--- TASK TO COMPLETE ---
For every entry, reproduce the wording exactly and omit any image it holds.

--- DATA LISTING ---
•••
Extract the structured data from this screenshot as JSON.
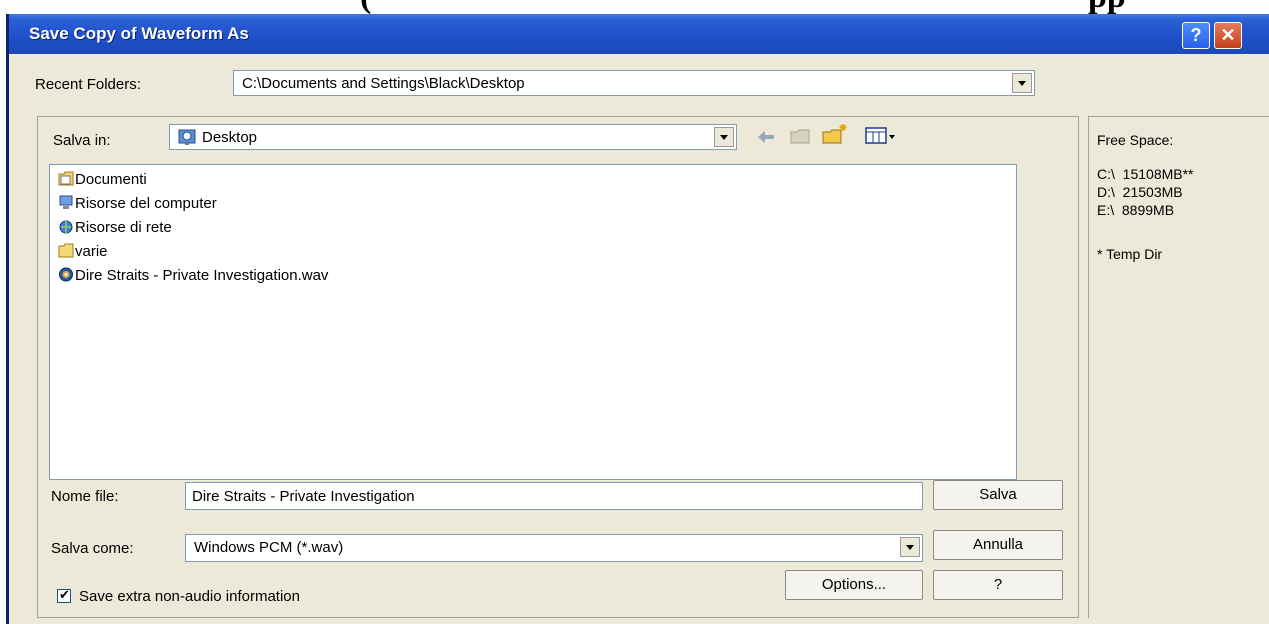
{
  "window": {
    "title": "Save Copy of Waveform As"
  },
  "titlebar": {
    "help_label": "?",
    "close_label": "✕"
  },
  "recent_folders": {
    "label": "Recent Folders:",
    "value": "C:\\Documents and Settings\\Black\\Desktop"
  },
  "save_in": {
    "label": "Salva in:",
    "value": "Desktop"
  },
  "files": [
    {
      "name": "Documenti",
      "icon": "documents-folder-icon"
    },
    {
      "name": "Risorse del computer",
      "icon": "my-computer-icon"
    },
    {
      "name": "Risorse di rete",
      "icon": "network-places-icon"
    },
    {
      "name": "varie",
      "icon": "folder-icon"
    },
    {
      "name": "Dire Straits - Private Investigation.wav",
      "icon": "wav-file-icon"
    }
  ],
  "filename": {
    "label": "Nome file:",
    "value": "Dire Straits - Private Investigation"
  },
  "filetype": {
    "label": "Salva come:",
    "value": "Windows PCM (*.wav)"
  },
  "buttons": {
    "save": "Salva",
    "cancel": "Annulla",
    "options": "Options...",
    "help": "?"
  },
  "checkbox": {
    "label": "Save extra non-audio information",
    "checked": true
  },
  "free_space": {
    "title": "Free Space:",
    "drives": [
      "C:\\  15108MB**",
      "D:\\  21503MB",
      "E:\\  8899MB"
    ],
    "note": "* Temp Dir"
  },
  "colors": {
    "titlebar": "#1f4fc9",
    "dialog_bg": "#ece9d8",
    "close": "#c2401c"
  }
}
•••
--- RESPONSE AREA ---
Extract the structured data from this screenshot as JSON.
{
  "window": {
    "title": "Save Copy of Waveform As"
  },
  "titlebar": {
    "help_label": "?",
    "close_label": "✕"
  },
  "recent_folders": {
    "label": "Recent Folders:",
    "value": "C:\\Documents and Settings\\Black\\Desktop"
  },
  "save_in": {
    "label": "Salva in:",
    "value": "Desktop"
  },
  "files": [
    {
      "name": "Documenti",
      "icon": "documents-folder-icon"
    },
    {
      "name": "Risorse del computer",
      "icon": "my-computer-icon"
    },
    {
      "name": "Risorse di rete",
      "icon": "network-places-icon"
    },
    {
      "name": "varie",
      "icon": "folder-icon"
    },
    {
      "name": "Dire Straits - Private Investigation.wav",
      "icon": "wav-file-icon"
    }
  ],
  "filename": {
    "label": "Nome file:",
    "value": "Dire Straits - Private Investigation"
  },
  "filetype": {
    "label": "Salva come:",
    "value": "Windows PCM (*.wav)"
  },
  "buttons": {
    "save": "Salva",
    "cancel": "Annulla",
    "options": "Options...",
    "help": "?"
  },
  "checkbox": {
    "label": "Save extra non-audio information",
    "checked": true
  },
  "free_space": {
    "title": "Free Space:",
    "drives": [
      "C:\\  15108MB**",
      "D:\\  21503MB",
      "E:\\  8899MB"
    ],
    "note": "* Temp Dir"
  },
  "colors": {
    "titlebar": "#1f4fc9",
    "dialog_bg": "#ece9d8",
    "close": "#c2401c"
  }
}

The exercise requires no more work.